14 I have made him my executor. Nominated, constituted and appointed him. In my will. (D.)

15. This is what the telegram said: Has Cyril called yet? On no account introduce him into theatrical circles. Vitally important. Letter follows. (P.G.W.)

16. In November a cold unseen stranger whom the doctors called Pneumonia, stalked about the colony touching one here and one there with icy fingers. Mr. Pneumonia was not what you would call a chivalric old gentleman. (O'N.)

17. He came to us, you see, about three months ago. A skilled and experienced waiter. Has given complete satisfaction. He has been in England about five years. (Ch.)

18. If it had not been for these things, I might have lived out my life, talking at street corners to scorning men. I might have died, unmarked, unknown, a failure. Now we are not a failure. This is our career and our triumph. Never in our full life can we hope to do such work for tolerance, for justice, for man's understanding of man, as now we do by an accident. Our words - our lives - our pains - nothing! The taking of our lives -lives of a good shoe-maker and a poor fish-peddler - all! That last mo'ment belongs to us - that agony is our triumph! (H.R.)

19. The main thought uppermost in Fife's mind was that everything in the war was so organized, and handled with such matter-of-fact dispatch. Like a business. Like a regular business. And yet at the bottom of it was blood: blood, mutilation, death. It seemed weird, wacky to Fife. (J.)

20. Constance had said: "If ever I'm a widow, I won't wear them, positively," in the tone of youth; and Mrs. Baines had replied: "I hope you won't, my dear." That was over twenty years ago, but Constance perfectly remembered. And now, she was a widow! How strange and how impressive was life!
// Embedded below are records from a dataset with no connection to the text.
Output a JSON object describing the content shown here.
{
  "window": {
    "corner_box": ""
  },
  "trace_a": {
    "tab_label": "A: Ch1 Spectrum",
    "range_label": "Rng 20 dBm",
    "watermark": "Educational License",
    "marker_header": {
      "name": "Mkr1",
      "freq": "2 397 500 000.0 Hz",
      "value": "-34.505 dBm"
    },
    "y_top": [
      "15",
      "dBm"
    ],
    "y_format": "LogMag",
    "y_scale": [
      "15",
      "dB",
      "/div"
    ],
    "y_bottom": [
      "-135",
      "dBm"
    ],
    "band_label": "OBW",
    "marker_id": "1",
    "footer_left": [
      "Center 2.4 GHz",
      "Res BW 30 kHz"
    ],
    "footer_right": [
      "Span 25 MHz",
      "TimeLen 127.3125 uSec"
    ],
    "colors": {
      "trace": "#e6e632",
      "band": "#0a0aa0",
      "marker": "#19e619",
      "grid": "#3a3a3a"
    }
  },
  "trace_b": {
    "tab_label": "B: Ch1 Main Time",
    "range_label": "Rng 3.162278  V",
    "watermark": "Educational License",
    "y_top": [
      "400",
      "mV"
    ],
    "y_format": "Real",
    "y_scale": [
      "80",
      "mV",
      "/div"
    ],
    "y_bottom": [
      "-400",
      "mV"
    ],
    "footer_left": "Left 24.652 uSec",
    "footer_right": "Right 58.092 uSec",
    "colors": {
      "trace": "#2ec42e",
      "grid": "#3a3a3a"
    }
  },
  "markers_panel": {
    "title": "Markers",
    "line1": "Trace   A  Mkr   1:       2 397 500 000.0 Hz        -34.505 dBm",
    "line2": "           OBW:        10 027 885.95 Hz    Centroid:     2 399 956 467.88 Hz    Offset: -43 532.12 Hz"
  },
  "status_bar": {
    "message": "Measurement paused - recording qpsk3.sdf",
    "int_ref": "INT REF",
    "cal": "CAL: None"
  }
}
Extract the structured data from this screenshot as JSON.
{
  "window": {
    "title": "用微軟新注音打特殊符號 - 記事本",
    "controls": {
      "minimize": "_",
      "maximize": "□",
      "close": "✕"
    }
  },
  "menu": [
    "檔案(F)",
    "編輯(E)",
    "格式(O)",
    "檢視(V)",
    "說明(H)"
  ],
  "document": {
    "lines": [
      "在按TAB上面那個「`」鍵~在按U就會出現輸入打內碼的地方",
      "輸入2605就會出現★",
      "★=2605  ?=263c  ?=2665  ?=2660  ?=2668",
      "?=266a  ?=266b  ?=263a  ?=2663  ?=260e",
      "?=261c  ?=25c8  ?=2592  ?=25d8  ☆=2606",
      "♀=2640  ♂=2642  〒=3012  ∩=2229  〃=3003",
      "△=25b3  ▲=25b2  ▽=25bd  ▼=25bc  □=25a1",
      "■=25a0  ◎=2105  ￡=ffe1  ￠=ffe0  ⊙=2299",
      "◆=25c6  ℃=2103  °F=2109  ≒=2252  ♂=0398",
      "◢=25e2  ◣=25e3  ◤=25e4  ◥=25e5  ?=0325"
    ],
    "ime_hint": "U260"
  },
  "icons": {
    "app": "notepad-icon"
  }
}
And she had kept her word; not without hesitations; for though times were changed, Bursley was still Bursley; but she had kept it. (A.B.)

21. The reasons why John Harmon should not come to life: Because he has passively allowed these dear old faithful friends to pass into possession of the property. Because he sees them happy with it. Because they have virtually adopted Bella, and will provide for her. Because there is affection enough in her heart to develop into something enduringly good, under favourable conditions. Because her faults have been intensified by her place in my father's will and she is already growing better. Because her marriage with John Harmon, after what I have heard from her own lips, would be a shocking mockery. Because if John Harmon comes to life and does not marry her, the property falls into the very hands that hold it now. (D.)

22. In Arthur Calgary's fatigued brain the word seemed to dance on the wall. Money! Money! Money! Like a motif in an opera, he thought. Mrs. Argyle's money! Money put into trust! Money put into an annuity! Residual estate left to her husband! Money got from the bank! Money in the bureau drawer! Hester rushing out to her car with no money in her purse... Money found on Jacko, money that he swore his mother had given him. (Ch.)